### [Your instructions]
Give the data back exactly as it stands.

### Record excerpts

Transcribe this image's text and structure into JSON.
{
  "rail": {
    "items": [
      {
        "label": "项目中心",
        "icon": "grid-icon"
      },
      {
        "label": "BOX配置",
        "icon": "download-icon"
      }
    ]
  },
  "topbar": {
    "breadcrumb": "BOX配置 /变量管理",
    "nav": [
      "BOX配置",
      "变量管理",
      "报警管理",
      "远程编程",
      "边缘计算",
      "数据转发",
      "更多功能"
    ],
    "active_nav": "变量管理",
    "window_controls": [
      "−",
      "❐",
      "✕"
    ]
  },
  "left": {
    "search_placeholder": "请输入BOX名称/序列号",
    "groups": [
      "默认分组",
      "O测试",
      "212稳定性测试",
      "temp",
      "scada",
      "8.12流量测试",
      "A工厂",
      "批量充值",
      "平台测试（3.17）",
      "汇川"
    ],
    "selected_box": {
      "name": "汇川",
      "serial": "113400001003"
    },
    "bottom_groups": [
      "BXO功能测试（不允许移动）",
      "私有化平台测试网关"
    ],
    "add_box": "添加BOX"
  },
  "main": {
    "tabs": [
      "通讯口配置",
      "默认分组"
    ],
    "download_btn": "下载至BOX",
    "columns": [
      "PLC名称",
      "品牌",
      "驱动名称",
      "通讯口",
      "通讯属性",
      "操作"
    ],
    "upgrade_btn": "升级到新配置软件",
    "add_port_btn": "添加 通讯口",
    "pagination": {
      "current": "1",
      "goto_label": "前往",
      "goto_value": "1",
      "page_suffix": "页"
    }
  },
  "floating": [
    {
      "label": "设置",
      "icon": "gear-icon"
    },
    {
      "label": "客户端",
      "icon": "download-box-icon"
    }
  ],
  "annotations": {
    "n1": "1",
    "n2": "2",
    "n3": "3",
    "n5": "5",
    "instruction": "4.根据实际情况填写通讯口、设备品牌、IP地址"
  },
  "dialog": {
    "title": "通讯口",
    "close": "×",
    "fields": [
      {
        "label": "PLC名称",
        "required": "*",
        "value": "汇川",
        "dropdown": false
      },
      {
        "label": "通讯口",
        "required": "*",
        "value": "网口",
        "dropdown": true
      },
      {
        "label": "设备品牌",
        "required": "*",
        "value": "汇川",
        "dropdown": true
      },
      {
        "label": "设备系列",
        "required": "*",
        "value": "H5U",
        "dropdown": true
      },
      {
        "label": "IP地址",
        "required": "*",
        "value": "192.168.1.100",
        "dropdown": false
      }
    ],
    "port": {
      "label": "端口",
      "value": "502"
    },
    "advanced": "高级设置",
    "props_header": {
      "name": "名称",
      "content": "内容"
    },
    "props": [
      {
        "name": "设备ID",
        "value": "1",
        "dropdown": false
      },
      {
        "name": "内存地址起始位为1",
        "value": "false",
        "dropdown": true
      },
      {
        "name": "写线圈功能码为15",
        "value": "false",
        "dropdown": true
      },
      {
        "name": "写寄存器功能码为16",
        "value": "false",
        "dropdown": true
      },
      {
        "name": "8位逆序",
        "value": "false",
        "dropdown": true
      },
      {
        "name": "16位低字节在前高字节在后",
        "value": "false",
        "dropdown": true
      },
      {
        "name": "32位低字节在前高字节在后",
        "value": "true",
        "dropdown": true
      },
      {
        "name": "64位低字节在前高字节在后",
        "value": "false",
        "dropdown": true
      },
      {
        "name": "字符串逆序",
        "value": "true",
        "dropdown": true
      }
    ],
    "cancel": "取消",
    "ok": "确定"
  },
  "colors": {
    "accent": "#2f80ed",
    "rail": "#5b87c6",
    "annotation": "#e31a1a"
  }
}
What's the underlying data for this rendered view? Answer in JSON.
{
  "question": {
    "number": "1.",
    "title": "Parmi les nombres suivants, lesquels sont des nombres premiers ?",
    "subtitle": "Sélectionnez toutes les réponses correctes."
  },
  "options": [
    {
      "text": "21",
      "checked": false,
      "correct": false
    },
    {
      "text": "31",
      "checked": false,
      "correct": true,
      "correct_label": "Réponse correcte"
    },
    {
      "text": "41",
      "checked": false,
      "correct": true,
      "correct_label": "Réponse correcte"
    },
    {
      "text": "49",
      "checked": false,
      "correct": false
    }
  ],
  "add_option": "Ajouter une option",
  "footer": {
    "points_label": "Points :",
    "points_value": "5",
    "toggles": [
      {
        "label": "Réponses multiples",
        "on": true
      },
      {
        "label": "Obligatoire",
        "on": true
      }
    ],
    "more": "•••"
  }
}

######

### [Output for this task]
Transcribe this image's text and structure into JSON.
{
  "rail": {
    "items": [
      {
        "label": "项目中心",
        "icon": "grid-icon"
      },
      {
        "label": "BOX配置",
        "icon": "download-icon"
      }
    ]
  },
  "topbar": {
    "breadcrumb": "BOX配置 /变量管理",
    "nav": [
      "BOX配置",
      "变量管理",
      "报警管理",
      "远程编程",
      "边缘计算",
      "数据转发",
      "更多功能"
    ],
    "active_nav": "变量管理",
    "window_controls": [
      "−",
      "❐",
      "✕"
    ]
  },
  "left": {
    "search_placeholder": "请输入BOX名称/序列号",
    "groups": [
      "默认分组",
      "O测试",
      "212稳定性测试",
      "temp",
      "scada",
      "8.12流量测试",
      "A工厂",
      "批量充值",
      "平台测试（3.17）",
      "汇川"
    ],
    "selected_box": {
      "name": "汇川",
      "serial": "113400001003"
    },
    "bottom_groups": [
      "BXO功能测试（不允许移动）",
      "私有化平台测试网关"
    ],
    "add_box": "添加BOX"
  },
  "main": {
    "tabs": [
      "通讯口配置",
      "默认分组"
    ],
    "download_btn": "下载至BOX",
    "columns": [
      "PLC名称",
      "品牌",
      "驱动名称",
      "通讯口",
      "通讯属性",
      "操作"
    ],
    "upgrade_btn": "升级到新配置软件",
    "add_port_btn": "添加 通讯口",
    "pagination": {
      "current": "1",
      "goto_label": "前往",
      "goto_value": "1",
      "page_suffix": "页"
    }
  },
  "floating": [
    {
      "label": "设置",
      "icon": "gear-icon"
    },
    {
      "label": "客户端",
      "icon": "download-box-icon"
    }
  ],
  "annotations": {
    "n1": "1",
    "n2": "2",
    "n3": "3",
    "n5": "5",
    "instruction": "4.根据实际情况填写通讯口、设备品牌、IP地址"
  },
  "dialog": {
    "title": "通讯口",
    "close": "×",
    "fields": [
      {
        "label": "PLC名称",
        "required": "*",
        "value": "汇川",
        "dropdown": false
      },
      {
        "label": "通讯口",
        "required": "*",
        "value": "网口",
        "dropdown": true
      },
      {
        "label": "设备品牌",
        "required": "*",
        "value": "汇川",
        "dropdown": true
      },
      {
        "label": "设备系列",
        "required": "*",
        "value": "H5U",
        "dropdown": true
      },
      {
        "label": "IP地址",
        "required": "*",
        "value": "192.168.1.100",
        "dropdown": false
      }
    ],
    "port": {
      "label": "端口",
      "value": "502"
    },
    "advanced": "高级设置",
    "props_header": {
      "name": "名称",
      "content": "内容"
    },
    "props": [
      {
        "name": "设备ID",
        "value": "1",
        "dropdown": false
      },
      {
        "name": "内存地址起始位为1",
        "value": "false",
        "dropdown": true
      },
      {
        "name": "写线圈功能码为15",
        "value": "false",
        "dropdown": true
      },
      {
        "name": "写寄存器功能码为16",
        "value": "false",
        "dropdown": true
      },
      {
        "name": "8位逆序",
        "value": "false",
        "dropdown": true
      },
      {
        "name": "16位低字节在前高字节在后",
        "value": "false",
        "dropdown": true
      },
      {
        "name": "32位低字节在前高字节在后",
        "value": "true",
        "dropdown": true
      },
      {
        "name": "64位低字节在前高字节在后",
        "value": "false",
        "dropdown": true
      },
      {
        "name": "字符串逆序",
        "value": "true",
        "dropdown": true
      }
    ],
    "cancel": "取消",
    "ok": "确定"
  },
  "colors": {
    "accent": "#2f80ed",
    "rail": "#5b87c6",
    "annotation": "#e31a1a"
  }
}
What's the underlying data for this rendered view? Answer in JSON.
{
  "question": {
    "number": "1.",
    "title": "Parmi les nombres suivants, lesquels sont des nombres premiers ?",
    "subtitle": "Sélectionnez toutes les réponses correctes."
  },
  "options": [
    {
      "text": "21",
      "checked": false,
      "correct": false
    },
    {
      "text": "31",
      "checked": false,
      "correct": true,
      "correct_label": "Réponse correcte"
    },
    {
      "text": "41",
      "checked": false,
      "correct": true,
      "correct_label": "Réponse correcte"
    },
    {
      "text": "49",
      "checked": false,
      "correct": false
    }
  ],
  "add_option": "Ajouter une option",
  "footer": {
    "points_label": "Points :",
    "points_value": "5",
    "toggles": [
      {
        "label": "Réponses multiples",
        "on": true
      },
      {
        "label": "Obligatoire",
        "on": true
      }
    ],
    "more": "•••"
  }
}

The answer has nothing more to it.